Please show every line in the entries below that includes the word "icon".

---------- Supplied information

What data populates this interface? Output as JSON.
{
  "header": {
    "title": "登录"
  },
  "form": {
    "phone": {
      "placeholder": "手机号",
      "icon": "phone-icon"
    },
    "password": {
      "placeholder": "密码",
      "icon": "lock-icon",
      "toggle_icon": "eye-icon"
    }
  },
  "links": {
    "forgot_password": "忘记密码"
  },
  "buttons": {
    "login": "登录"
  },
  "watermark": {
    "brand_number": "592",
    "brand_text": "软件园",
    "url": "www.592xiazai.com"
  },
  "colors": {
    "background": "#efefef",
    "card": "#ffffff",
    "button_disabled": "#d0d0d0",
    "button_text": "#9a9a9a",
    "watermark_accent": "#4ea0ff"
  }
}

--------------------

**Task output**
      "icon": "phone-icon"
      "icon": "lock-icon",
      "toggle_icon": "eye-icon"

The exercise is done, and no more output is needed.